[[ Record extracts open ]]

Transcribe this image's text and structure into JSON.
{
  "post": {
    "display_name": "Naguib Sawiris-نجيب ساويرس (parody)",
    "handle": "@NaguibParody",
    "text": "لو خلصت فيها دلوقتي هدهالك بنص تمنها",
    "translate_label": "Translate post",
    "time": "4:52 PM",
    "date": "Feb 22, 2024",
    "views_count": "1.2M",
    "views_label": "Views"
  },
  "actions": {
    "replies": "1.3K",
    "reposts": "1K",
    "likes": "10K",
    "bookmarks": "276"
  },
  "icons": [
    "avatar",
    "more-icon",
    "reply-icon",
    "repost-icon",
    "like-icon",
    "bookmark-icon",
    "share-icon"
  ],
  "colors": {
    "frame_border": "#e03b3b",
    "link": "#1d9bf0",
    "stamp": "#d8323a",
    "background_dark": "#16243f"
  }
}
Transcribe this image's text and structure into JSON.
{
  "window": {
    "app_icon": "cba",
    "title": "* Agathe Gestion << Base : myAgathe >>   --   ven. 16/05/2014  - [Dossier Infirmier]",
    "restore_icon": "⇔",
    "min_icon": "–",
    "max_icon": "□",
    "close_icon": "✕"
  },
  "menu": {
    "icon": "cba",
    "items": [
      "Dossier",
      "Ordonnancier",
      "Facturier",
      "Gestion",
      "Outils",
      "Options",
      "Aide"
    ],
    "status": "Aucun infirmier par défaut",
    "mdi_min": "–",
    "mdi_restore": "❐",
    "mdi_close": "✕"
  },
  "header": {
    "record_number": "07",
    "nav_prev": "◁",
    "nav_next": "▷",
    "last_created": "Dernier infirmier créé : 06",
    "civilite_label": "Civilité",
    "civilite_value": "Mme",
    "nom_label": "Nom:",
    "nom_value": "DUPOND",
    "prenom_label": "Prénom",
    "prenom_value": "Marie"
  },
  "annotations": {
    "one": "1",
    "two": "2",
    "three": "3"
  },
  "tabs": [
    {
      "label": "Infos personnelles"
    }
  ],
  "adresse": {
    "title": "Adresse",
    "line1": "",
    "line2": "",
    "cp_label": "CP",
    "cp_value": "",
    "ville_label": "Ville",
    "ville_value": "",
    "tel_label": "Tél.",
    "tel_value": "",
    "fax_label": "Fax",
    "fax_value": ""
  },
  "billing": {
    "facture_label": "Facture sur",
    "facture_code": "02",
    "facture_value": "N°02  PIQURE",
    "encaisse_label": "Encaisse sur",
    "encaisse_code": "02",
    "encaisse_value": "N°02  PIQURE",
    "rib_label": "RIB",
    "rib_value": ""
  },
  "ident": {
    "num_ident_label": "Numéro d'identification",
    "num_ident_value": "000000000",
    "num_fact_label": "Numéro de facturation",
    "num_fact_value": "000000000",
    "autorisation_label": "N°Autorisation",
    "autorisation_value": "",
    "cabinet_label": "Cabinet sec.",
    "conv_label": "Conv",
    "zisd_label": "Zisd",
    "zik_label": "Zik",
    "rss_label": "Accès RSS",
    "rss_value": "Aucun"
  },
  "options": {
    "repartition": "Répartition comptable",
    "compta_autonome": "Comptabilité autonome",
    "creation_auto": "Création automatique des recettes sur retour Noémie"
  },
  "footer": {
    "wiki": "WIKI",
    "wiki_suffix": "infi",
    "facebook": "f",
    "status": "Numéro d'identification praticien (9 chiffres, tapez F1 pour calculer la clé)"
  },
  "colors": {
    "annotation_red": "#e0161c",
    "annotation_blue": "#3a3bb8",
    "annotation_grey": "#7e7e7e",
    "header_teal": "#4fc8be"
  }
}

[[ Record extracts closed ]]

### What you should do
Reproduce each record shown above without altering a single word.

### Final answer
Transcribe this image's text and structure into JSON.
{
  "post": {
    "display_name": "Naguib Sawiris-نجيب ساويرس (parody)",
    "handle": "@NaguibParody",
    "text": "لو خلصت فيها دلوقتي هدهالك بنص تمنها",
    "translate_label": "Translate post",
    "time": "4:52 PM",
    "date": "Feb 22, 2024",
    "views_count": "1.2M",
    "views_label": "Views"
  },
  "actions": {
    "replies": "1.3K",
    "reposts": "1K",
    "likes": "10K",
    "bookmarks": "276"
  },
  "icons": [
    "avatar",
    "more-icon",
    "reply-icon",
    "repost-icon",
    "like-icon",
    "bookmark-icon",
    "share-icon"
  ],
  "colors": {
    "frame_border": "#e03b3b",
    "link": "#1d9bf0",
    "stamp": "#d8323a",
    "background_dark": "#16243f"
  }
}
Transcribe this image's text and structure into JSON.
{
  "window": {
    "app_icon": "cba",
    "title": "* Agathe Gestion << Base : myAgathe >>   --   ven. 16/05/2014  - [Dossier Infirmier]",
    "restore_icon": "⇔",
    "min_icon": "–",
    "max_icon": "□",
    "close_icon": "✕"
  },
  "menu": {
    "icon": "cba",
    "items": [
      "Dossier",
      "Ordonnancier",
      "Facturier",
      "Gestion",
      "Outils",
      "Options",
      "Aide"
    ],
    "status": "Aucun infirmier par défaut",
    "mdi_min": "–",
    "mdi_restore": "❐",
    "mdi_close": "✕"
  },
  "header": {
    "record_number": "07",
    "nav_prev": "◁",
    "nav_next": "▷",
    "last_created": "Dernier infirmier créé : 06",
    "civilite_label": "Civilité",
    "civilite_value": "Mme",
    "nom_label": "Nom:",
    "nom_value": "DUPOND",
    "prenom_label": "Prénom",
    "prenom_value": "Marie"
  },
  "annotations": {
    "one": "1",
    "two": "2",
    "three": "3"
  },
  "tabs": [
    {
      "label": "Infos personnelles"
    }
  ],
  "adresse": {
    "title": "Adresse",
    "line1": "",
    "line2": "",
    "cp_label": "CP",
    "cp_value": "",
    "ville_label": "Ville",
    "ville_value": "",
    "tel_label": "Tél.",
    "tel_value": "",
    "fax_label": "Fax",
    "fax_value": ""
  },
  "billing": {
    "facture_label": "Facture sur",
    "facture_code": "02",
    "facture_value": "N°02  PIQURE",
    "encaisse_label": "Encaisse sur",
    "encaisse_code": "02",
    "encaisse_value": "N°02  PIQURE",
    "rib_label": "RIB",
    "rib_value": ""
  },
  "ident": {
    "num_ident_label": "Numéro d'identification",
    "num_ident_value": "000000000",
    "num_fact_label": "Numéro de facturation",
    "num_fact_value": "000000000",
    "autorisation_label": "N°Autorisation",
    "autorisation_value": "",
    "cabinet_label": "Cabinet sec.",
    "conv_label": "Conv",
    "zisd_label": "Zisd",
    "zik_label": "Zik",
    "rss_label": "Accès RSS",
    "rss_value": "Aucun"
  },
  "options": {
    "repartition": "Répartition comptable",
    "compta_autonome": "Comptabilité autonome",
    "creation_auto": "Création automatique des recettes sur retour Noémie"
  },
  "footer": {
    "wiki": "WIKI",
    "wiki_suffix": "infi",
    "facebook": "f",
    "status": "Numéro d'identification praticien (9 chiffres, tapez F1 pour calculer la clé)"
  },
  "colors": {
    "annotation_red": "#e0161c",
    "annotation_blue": "#3a3bb8",
    "annotation_grey": "#7e7e7e",
    "header_teal": "#4fc8be"
  }
}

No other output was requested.